In terms of sound and style, North, the latest release by woodwinds player Anders Hagberg, has more in common with an ECM release than one from Blue Note. Pooling the talents of musicians from Sweden, Norway, and Finland, the album exudes a strong atmospheric quality, with nine settings characterized by spaciousness and sensitive interplay.
Yet in contrast to the cerebral cool of some ECM albums, Hagberg’s is warm and intimate, the difference attributable to the prominence given flute and the folk-flavoured melodies that ground certain pieces. North does also feature him on soprano sax, but it’s his C, alto, and bass flute playing that bolsters this lovely album’s appeal.
He and pianist Joona Toivanen, double bassist Johannes Lundberg, and percussionist Helge Andreas Norbakken convened for two days in late February to record the album, just before the pandemic hit. Some have worked with Hagberg already (Lundberg for more than ten years), whereas others are recent associates. If the sound quality of the recording impresses, it likely has something to do with the contributions Lundberg, who’s worked as a sound technician on ECM productions, made to the project as co-producer. While North combines through-composed and improv-directed performances, the lines blur when the music-making is enriched by intuitive responsiveness to collective expression as it’s happening.
The compositions aren’t randomly titled, with most alluding to people and places significant to Hagberg. Whereas “Islands of the North” and “Avenue Junot” are titled in reference to the Faroe Islands in the North Atlantic and a Paris street in Montmartre, respectively, “Inga” is titled in memory of singer Inga Juuso, who was a member of his band Earthsongs. No awareness of such associations is needed, however, to derive satisfaction from the recording as the pieces resonate on purely musical terms. Hagberg’s writing blends the improvisatory openness of jazz with melodic lyricism emblematic of the Nordic region.
“Islands of the North” illustrates the beauty of the sound world the four are capable of creating.

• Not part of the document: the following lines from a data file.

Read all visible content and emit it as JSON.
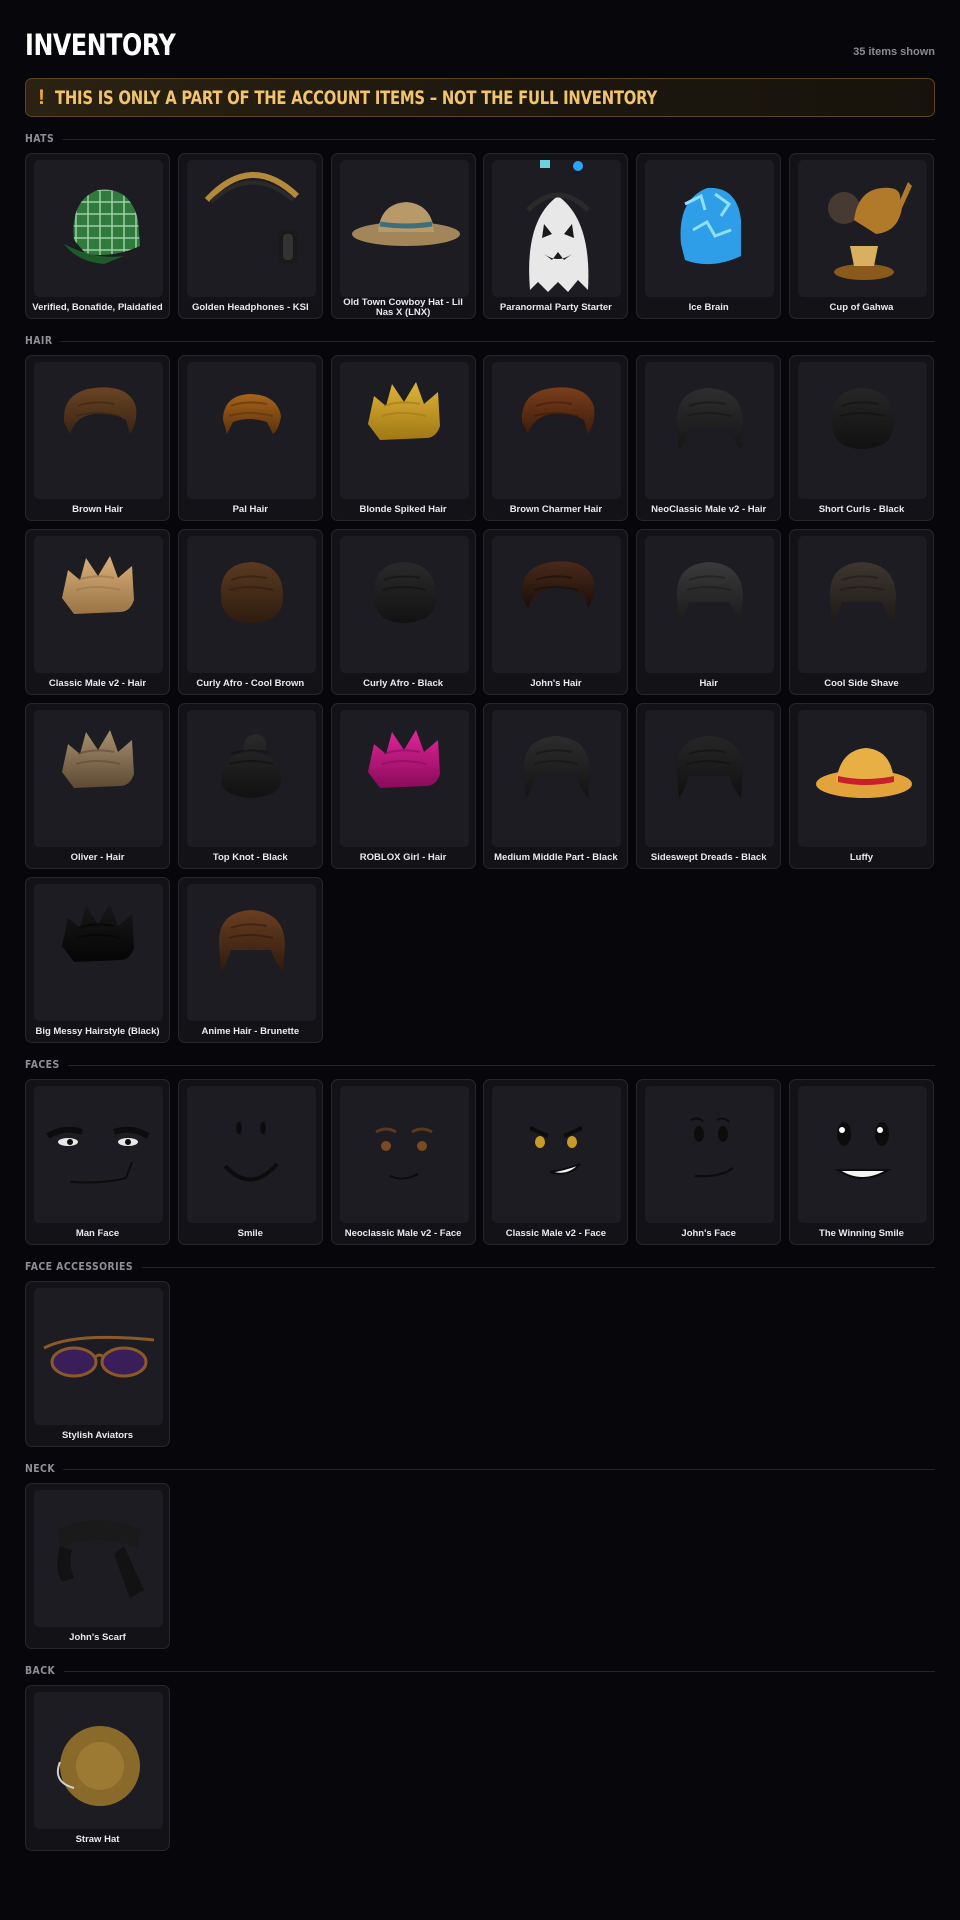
{
  "header": {
    "title": "INVENTORY",
    "count": "35 items shown"
  },
  "warning": {
    "icon": "!",
    "text": "THIS IS ONLY A PART OF THE ACCOUNT ITEMS – NOT THE FULL INVENTORY"
  },
  "sections": [
    {
      "label": "HATS",
      "items": [
        {
          "name": "Verified, Bonafide, Plaidafied",
          "icon": "plaid-cap-icon"
        },
        {
          "name": "Golden Headphones - KSI",
          "icon": "headphones-icon"
        },
        {
          "name": "Old Town Cowboy Hat - Lil Nas X (LNX)",
          "icon": "cowboy-hat-icon"
        },
        {
          "name": "Paranormal Party Starter",
          "icon": "ghost-icon"
        },
        {
          "name": "Ice Brain",
          "icon": "ice-brain-icon"
        },
        {
          "name": "Cup of Gahwa",
          "icon": "coffee-pot-icon"
        }
      ]
    },
    {
      "label": "HAIR",
      "items": [
        {
          "name": "Brown Hair",
          "icon": "hair-icon"
        },
        {
          "name": "Pal Hair",
          "icon": "hair-icon"
        },
        {
          "name": "Blonde Spiked Hair",
          "icon": "hair-icon"
        },
        {
          "name": "Brown Charmer Hair",
          "icon": "hair-icon"
        },
        {
          "name": "NeoClassic Male v2 - Hair",
          "icon": "hair-icon"
        },
        {
          "name": "Short Curls - Black",
          "icon": "hair-icon"
        },
        {
          "name": "Classic Male v2 - Hair",
          "icon": "hair-icon"
        },
        {
          "name": "Curly Afro - Cool Brown",
          "icon": "hair-icon"
        },
        {
          "name": "Curly Afro - Black",
          "icon": "hair-icon"
        },
        {
          "name": "John's Hair",
          "icon": "hair-icon"
        },
        {
          "name": "Hair",
          "icon": "hair-icon"
        },
        {
          "name": "Cool Side Shave",
          "icon": "hair-icon"
        },
        {
          "name": "Oliver - Hair",
          "icon": "hair-icon"
        },
        {
          "name": "Top Knot - Black",
          "icon": "hair-icon"
        },
        {
          "name": "ROBLOX Girl - Hair",
          "icon": "hair-icon"
        },
        {
          "name": "Medium Middle Part - Black",
          "icon": "hair-icon"
        },
        {
          "name": "Sideswept Dreads - Black",
          "icon": "hair-icon"
        },
        {
          "name": "Luffy",
          "icon": "straw-hat-icon"
        },
        {
          "name": "Big Messy Hairstyle (Black)",
          "icon": "hair-icon"
        },
        {
          "name": "Anime Hair - Brunette",
          "icon": "hair-icon"
        }
      ]
    },
    {
      "label": "FACES",
      "items": [
        {
          "name": "Man Face",
          "icon": "face-icon"
        },
        {
          "name": "Smile",
          "icon": "face-icon"
        },
        {
          "name": "Neoclassic Male v2 - Face",
          "icon": "face-icon"
        },
        {
          "name": "Classic Male v2 - Face",
          "icon": "face-icon"
        },
        {
          "name": "John's Face",
          "icon": "face-icon"
        },
        {
          "name": "The Winning Smile",
          "icon": "face-icon"
        }
      ]
    },
    {
      "label": "FACE ACCESSORIES",
      "items": [
        {
          "name": "Stylish Aviators",
          "icon": "sunglasses-icon"
        }
      ]
    },
    {
      "label": "NECK",
      "items": [
        {
          "name": "John's Scarf",
          "icon": "scarf-icon"
        }
      ]
    },
    {
      "label": "BACK",
      "items": [
        {
          "name": "Straw Hat",
          "icon": "straw-hat-icon"
        }
      ]
    }
  ]
}
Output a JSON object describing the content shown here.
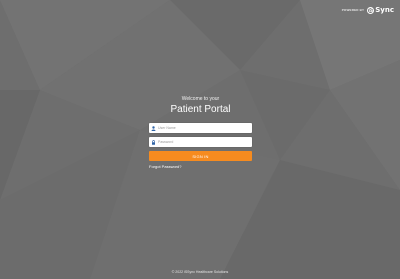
{
  "brand": {
    "powered_by": "POWERED BY",
    "logo_text": "Sync",
    "logo_mark": "iS"
  },
  "portal": {
    "welcome": "Welcome to your",
    "title": "Patient Portal",
    "username": {
      "placeholder": "User Name",
      "value": "",
      "icon": "user-icon"
    },
    "password": {
      "placeholder": "Password",
      "value": "",
      "icon": "lock-icon"
    },
    "signin_label": "SIGN IN",
    "forgot_label": "Forgot Password?"
  },
  "footer": {
    "text": "© 2022 iSSync Healthcare Solutions"
  },
  "colors": {
    "background": "#6e6e6e",
    "accent": "#f68b1f",
    "icon": "#2f63a6"
  }
}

Unison flute-and-piano voicings of dance-like melodies provide mystery as Norbakken fills the air with percussive colour and Lundberg animates the performance with fluid lines. Arguably the loveliest track is “Inga,” whose impact is heightened by the soulfulness of the playing. Executed at a sultry clip, the piece seduces all the more intently when Hagberg uses bass flute for this moving homage. Soulful too is “Children,” which closes the album strikingly. While much of North is ruminative, a few tracks are rhythmically robust, “Four Three” the most overtly swinging. Elsewhere, ambient textures intensify the atmospheric, ECM-like tone of the title track, and “Melodic Modes” reflects the inspiration Hagberg’s drawn from collaborations with Middle Easters musicians.
As striking as his flute playing is, his soprano saxophone is hardly undistinguished, as his evocation of “Avenue Junot” shows. Here and elsewhere, Hagberg shows himself to be a soloist who considers every note carefully and shapes his poised statements with intense consideration of rhythm and space. Much the same could be said of Toivanen, who demonstrates similar qualities in his contributions as soloist and accompanist. When not performing, Hagberg is a professor of musical performance and improvisation at the University of Gothenburg, but North is anything but an academic exercise when its music exudes feeling, warmth, and humanity and presents small-group interplay at an exceptionally high level.
01. Islands of the North
03. Avenue Junot
05. Four Three
06. Melodic Modes
08. Silent Ways
Anders Hagberg – c-, alto- bass flutes, soprano sax, ambient sounds
Joona Toivanen – piano
Johannes Lundberg – double bass
Helge Andreas Norbakken – percussion